1. God is timeless.
2. God is personal.
are broadly logically incompatible on the basis of the following necessarily true premises:
3. If God is timeless, He does not exemplify properties x, y, z.
4. If God does not exemplify properties x, y, z, He is not personal.
where x, y, z are replaced by certain specified properties. The properties that your friend has in mind are reason and rational volition. He has to show both (i) that these properties are essential to personhood and (ii) that they cannot be exemplified timelessly.
I agree that these properties are essential to personhood. But I see no reason to think that they cannot be exemplified timelessly. Consider reason. Your friend seems to confuse reason with discursive reasoning, which is an elongated process of arriving at conclusions by inference from premises. Discursive reasoning on God’s part is ruled out not so much by God’s timelessness as by His omniscience. An omniscient being cannot reason discursively because He already knows the conclusions to be arrived at! Even if God is in time, He does not engage in discursive reasoning. But, obviously, He is not impersonal as a result.
Defenders of divine timelessness have frequently pointed out that the act of knowing something need not take any time at all. Without going into the debate over what it means to be rational, we may say rather confidently that God’s being timeless impairs neither God’s noetic structure (His system of beliefs) nor His ability to discharge any intellectual duties He might be thought to have. Since He is omniscient, it’s pretty silly to think that God could be indicted for irrationality!
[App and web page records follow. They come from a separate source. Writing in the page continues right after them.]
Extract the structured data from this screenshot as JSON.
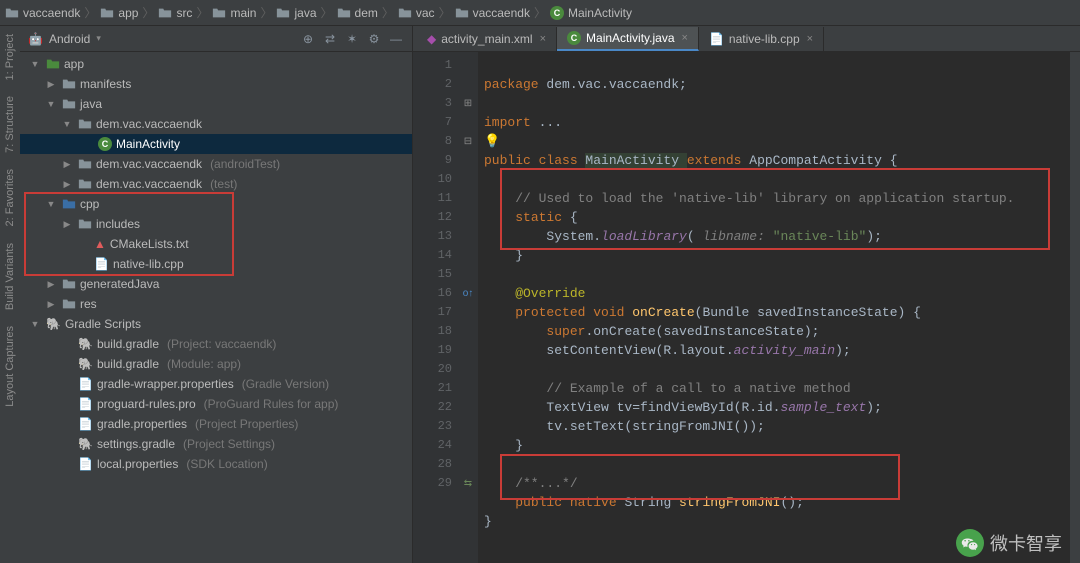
{
  "breadcrumbs": [
    "vaccaendk",
    "app",
    "src",
    "main",
    "java",
    "dem",
    "vac",
    "vaccaendk",
    "MainActivity"
  ],
  "panel": {
    "mode": "Android",
    "side_tabs": [
      "1: Project",
      "7: Structure",
      "2: Favorites",
      "Build Variants",
      "Layout Captures"
    ]
  },
  "tree": {
    "app": "app",
    "manifests": "manifests",
    "java": "java",
    "pkg_main": "dem.vac.vaccaendk",
    "main_activity": "MainActivity",
    "pkg_at": "dem.vac.vaccaendk",
    "pkg_at_hint": "(androidTest)",
    "pkg_test": "dem.vac.vaccaendk",
    "pkg_test_hint": "(test)",
    "cpp": "cpp",
    "includes": "includes",
    "cmake": "CMakeLists.txt",
    "nativelib": "native-lib.cpp",
    "generated": "generatedJava",
    "res": "res",
    "gradle_scripts": "Gradle Scripts",
    "bg1": "build.gradle",
    "bg1_hint": "(Project: vaccaendk)",
    "bg2": "build.gradle",
    "bg2_hint": "(Module: app)",
    "gwp": "gradle-wrapper.properties",
    "gwp_hint": "(Gradle Version)",
    "pgr": "proguard-rules.pro",
    "pgr_hint": "(ProGuard Rules for app)",
    "gp": "gradle.properties",
    "gp_hint": "(Project Properties)",
    "sg": "settings.gradle",
    "sg_hint": "(Project Settings)",
    "lp": "local.properties",
    "lp_hint": "(SDK Location)"
  },
  "tabs": {
    "t1": "activity_main.xml",
    "t2": "MainActivity.java",
    "t3": "native-lib.cpp"
  },
  "code": {
    "l1_a": "package",
    "l1_b": " dem.vac.vaccaendk;",
    "l3_a": "import",
    "l3_b": " ...",
    "l7_a": "public class ",
    "l7_b": "MainActivity ",
    "l7_c": "extends ",
    "l7_d": "AppCompatActivity {",
    "l9": "    // Used to load the 'native-lib' library on application startup.",
    "l10_a": "    ",
    "l10_b": "static",
    " l10_c": " {",
    "l11_a": "        System.",
    "l11_b": "loadLibrary",
    "l11_c": "( ",
    "l11_d": "libname: ",
    "l11_e": "\"native-lib\"",
    "l11_f": ");",
    "l12": "    }",
    "l14": "    @Override",
    "l15_a": "    ",
    "l15_b": "protected void ",
    "l15_c": "onCreate",
    "l15_d": "(Bundle savedInstanceState) {",
    "l16_a": "        ",
    "l16_b": "super",
    "l16_c": ".onCreate(savedInstanceState);",
    "l17_a": "        setContentView(R.layout.",
    "l17_b": "activity_main",
    "l17_c": ");",
    "l19": "        // Example of a call to a native method",
    "l20_a": "        TextView tv=findViewById(R.id.",
    "l20_b": "sample_text",
    "l20_c": ");",
    "l21": "        tv.setText(stringFromJNI());",
    "l22": "    }",
    "l24": "    /**...*/",
    "l28_a": "    ",
    "l28_b": "public native ",
    "l28_c": "String ",
    "l28_d": "stringFromJNI",
    "l28_e": "();",
    "l29": "}"
  },
  "line_numbers": [
    "1",
    "2",
    "3",
    "",
    "7",
    "8",
    "9",
    "10",
    "11",
    "12",
    "13",
    "14",
    "15",
    "16",
    "17",
    "18",
    "19",
    "20",
    "21",
    "22",
    "23",
    "24",
    "28",
    "29"
  ],
  "watermark": "微卡智享"
}
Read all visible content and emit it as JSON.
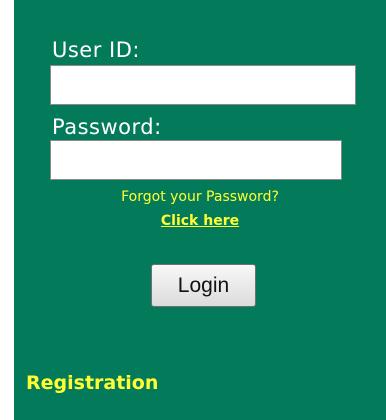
{
  "login_form": {
    "user_id_label": "User ID:",
    "user_id_value": "",
    "password_label": "Password:",
    "password_value": "",
    "forgot_text": "Forgot your Password?",
    "forgot_link": "Click here",
    "login_button": "Login"
  },
  "registration_link": "Registration",
  "colors": {
    "panel_background": "#037a5a",
    "label_text": "#ffffff",
    "link_text": "#ffff33"
  }
}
What about volition? I see no reason to think that free volition cannot be exemplified by a timeless God. Again, omniscience alone precludes God’s deciding in the sense of making up His mind after a period of indecision. Even a temporal God does not decide in that sense. But God does decide in the sense that His will intends toward one alternative rather than another and does so freely. It is up to God what He does; He could have willed otherwise. This is the strongest sense of libertarian freedom of the will. In God’s case, because He is omniscient, His free decisions are either everlasting or timeless rather than preceded by a period of ignorance and indecision.
So I have yet to see a sound argument against the coherence of a timeless, personal being. My own view is that God is timeless sans creation and in time since the moment of creation.
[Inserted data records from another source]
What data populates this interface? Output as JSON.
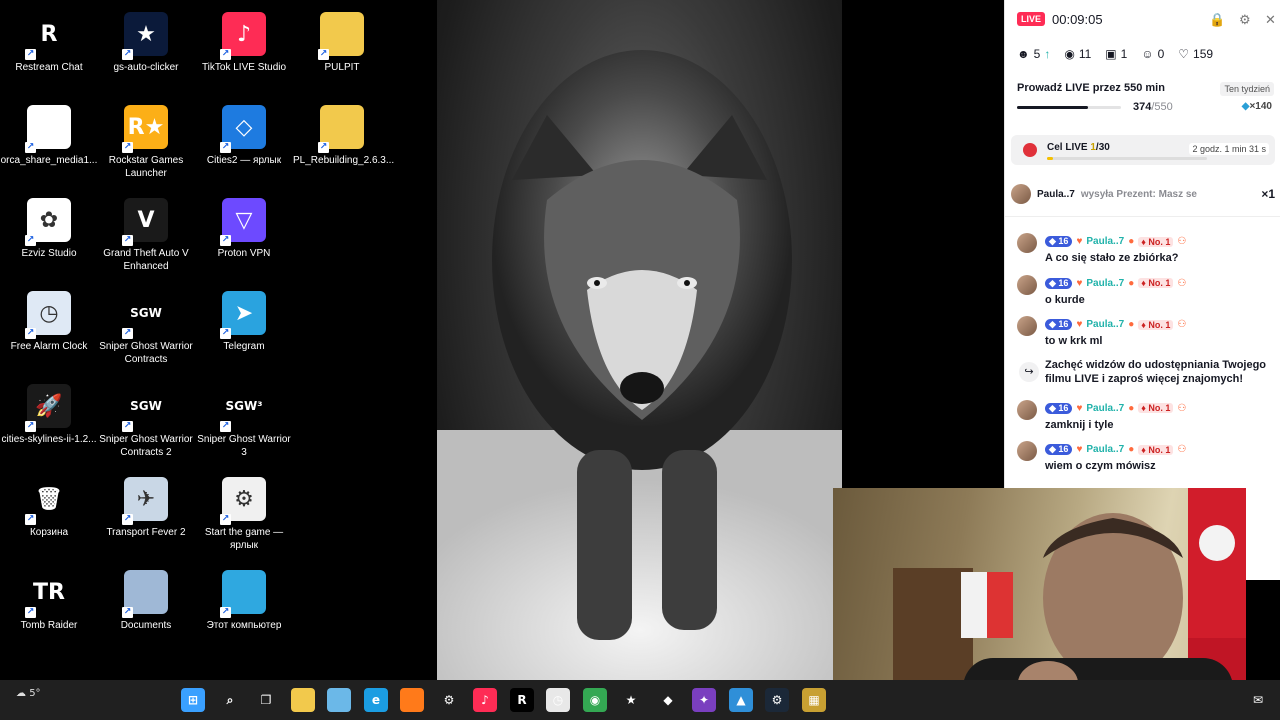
{
  "desktop": {
    "icons": [
      {
        "label": "Restream Chat",
        "glyph": "R",
        "color": "#000000",
        "icon": "restream-icon"
      },
      {
        "label": "gs-auto-clicker",
        "glyph": "★",
        "color": "#0b1a3a",
        "icon": "star-clicker-icon"
      },
      {
        "label": "TikTok LIVE Studio",
        "glyph": "♪",
        "color": "#fe2c55",
        "icon": "tiktok-live-icon"
      },
      {
        "label": "PULPIT",
        "glyph": "",
        "color": "#f2c94c",
        "icon": "folder-icon"
      },
      {
        "label": "orca_share_media1...",
        "glyph": "",
        "color": "#ffffff",
        "icon": "file-icon"
      },
      {
        "label": "Rockstar Games Launcher",
        "glyph": "R★",
        "color": "#fcaf17",
        "icon": "rockstar-icon"
      },
      {
        "label": "Cities2 — ярлык",
        "glyph": "◇",
        "color": "#1e7be0",
        "icon": "cities2-icon"
      },
      {
        "label": "PL_Rebuilding_2.6.3...",
        "glyph": "",
        "color": "#f2c94c",
        "icon": "zip-folder-icon"
      },
      {
        "label": "Ezviz Studio",
        "glyph": "✿",
        "color": "#ffffff",
        "icon": "ezviz-icon"
      },
      {
        "label": "Grand Theft Auto V Enhanced",
        "glyph": "V",
        "color": "#1a1a1a",
        "icon": "gta-icon"
      },
      {
        "label": "Proton VPN",
        "glyph": "▽",
        "color": "#6d4aff",
        "icon": "proton-vpn-icon"
      },
      {
        "label": "Free Alarm Clock",
        "glyph": "◷",
        "color": "#dfe9f5",
        "icon": "alarm-clock-icon"
      },
      {
        "label": "Sniper Ghost Warrior Contracts",
        "glyph": "SGW",
        "color": "#000000",
        "icon": "sgw-contracts-icon"
      },
      {
        "label": "Telegram",
        "glyph": "➤",
        "color": "#2aa3df",
        "icon": "telegram-icon"
      },
      {
        "label": "cities-skylines-ii-1.2...",
        "glyph": "🚀",
        "color": "#1a1a1a",
        "icon": "rocket-icon"
      },
      {
        "label": "Sniper Ghost Warrior Contracts 2",
        "glyph": "SGW",
        "color": "#000000",
        "icon": "sgw-contracts2-icon"
      },
      {
        "label": "Sniper Ghost Warrior 3",
        "glyph": "SGW³",
        "color": "#000000",
        "icon": "sgw3-icon"
      },
      {
        "label": "Корзина",
        "glyph": "🗑",
        "color": "#000000",
        "icon": "recycle-bin-icon"
      },
      {
        "label": "Transport Fever 2",
        "glyph": "✈",
        "color": "#c9d7e6",
        "icon": "transport-fever-icon"
      },
      {
        "label": "Start the game — ярлык",
        "glyph": "⚙",
        "color": "#f0f0f0",
        "icon": "settings-file-icon"
      },
      {
        "label": "Tomb Raider",
        "glyph": "TR",
        "color": "#000000",
        "icon": "tomb-raider-icon"
      },
      {
        "label": "Documents",
        "glyph": "",
        "color": "#9fb8d6",
        "icon": "documents-folder-icon"
      },
      {
        "label": "Этот компьютер",
        "glyph": "",
        "color": "#2fa8e0",
        "icon": "this-pc-icon"
      }
    ]
  },
  "live": {
    "badge": "LIVE",
    "timer": "00:09:05",
    "stats": {
      "viewers": "5",
      "views": "11",
      "gifts": "1",
      "followers": "0",
      "likes": "159"
    },
    "goal_title": "Prowadź LIVE przez 550 min",
    "week_tag": "Ten tydzień",
    "progress_current": "374",
    "progress_total": "/550",
    "progress_fraction": 0.68,
    "gem_reward": "×140",
    "cel_label": "Cel LIVE ",
    "cel_current": "1",
    "cel_total": "/30",
    "cel_fraction": 0.033,
    "cel_time": "2 godz. 1 min 31 s",
    "gift_user": "Paula..7",
    "gift_message": "wysyła Prezent: Masz se",
    "gift_count": "×1",
    "chat": [
      {
        "type": "user",
        "level": "16",
        "user": "Paula..7",
        "rank": "No. 1",
        "text": "A co się stało ze zbiórka?"
      },
      {
        "type": "user",
        "level": "16",
        "user": "Paula..7",
        "rank": "No. 1",
        "text": "o kurde"
      },
      {
        "type": "user",
        "level": "16",
        "user": "Paula..7",
        "rank": "No. 1",
        "text": "to w krk ml"
      },
      {
        "type": "system",
        "text": "Zachęć widzów do udostępniania Twojego filmu LIVE i zaproś więcej znajomych!"
      },
      {
        "type": "user",
        "level": "16",
        "user": "Paula..7",
        "rank": "No. 1",
        "text": "zamknij i tyle"
      },
      {
        "type": "user",
        "level": "16",
        "user": "Paula..7",
        "rank": "No. 1",
        "text": "wiem o czym mówisz"
      }
    ]
  },
  "taskbar": {
    "weather": "5°",
    "apps": [
      {
        "icon": "windows-start-icon",
        "glyph": "⊞",
        "color": "#3aa0ff"
      },
      {
        "icon": "search-icon",
        "glyph": "⌕",
        "color": "#202020"
      },
      {
        "icon": "task-view-icon",
        "glyph": "❐",
        "color": "#202020"
      },
      {
        "icon": "file-explorer-icon",
        "glyph": "",
        "color": "#f2c94c"
      },
      {
        "icon": "paint-icon",
        "glyph": "",
        "color": "#6bb8e8"
      },
      {
        "icon": "edge-icon",
        "glyph": "e",
        "color": "#1b9de2"
      },
      {
        "icon": "firefox-icon",
        "glyph": "",
        "color": "#ff7a1a"
      },
      {
        "icon": "obs-like-icon",
        "glyph": "⚙",
        "color": "#202020"
      },
      {
        "icon": "tiktok-studio-icon",
        "glyph": "♪",
        "color": "#fe2c55"
      },
      {
        "icon": "restream-icon",
        "glyph": "R",
        "color": "#000000"
      },
      {
        "icon": "clock-app-icon",
        "glyph": "◷",
        "color": "#e8e8e8"
      },
      {
        "icon": "chrome-icon",
        "glyph": "◉",
        "color": "#34a853"
      },
      {
        "icon": "star-clicker-icon",
        "glyph": "★",
        "color": "#202020"
      },
      {
        "icon": "cube-app-icon",
        "glyph": "◆",
        "color": "#202020"
      },
      {
        "icon": "game-app-icon",
        "glyph": "✦",
        "color": "#7a3fbf"
      },
      {
        "icon": "photos-icon",
        "glyph": "▲",
        "color": "#2f8fd8"
      },
      {
        "icon": "steam-icon",
        "glyph": "⚙",
        "color": "#1b2838"
      },
      {
        "icon": "farm-game-icon",
        "glyph": "▦",
        "color": "#c8a032"
      }
    ]
  }
}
This post and other resources are available on Dr. William Lane Craig's website: www.reasonablefaith.org
Learn more about Dr. Craig’s latest book, A Reasonable Response, by clicking here.
 Nelson Pike, God and Timelessness, Studies in Ethics and the Philosophy of Religion (New York: Schocken Books, 1970), p. 124; William Mann, “Simplicity and Immutability in God,” International Philosophical Quarterly 23 (1983): 270; Paul Helm, Eternal God (Oxford: Clarendon Press, 1988), pp. 64-5; John C. Yates, The Timelessness of God (Lanham, Md.: University Press of America, 1990), pp. 173-4; Brian Leftow, Time and Eternity, Cornell Studies in Philosophy of Religion (Ithaca, N.Y.: Cornell University Press, 1991), pp. 285-90.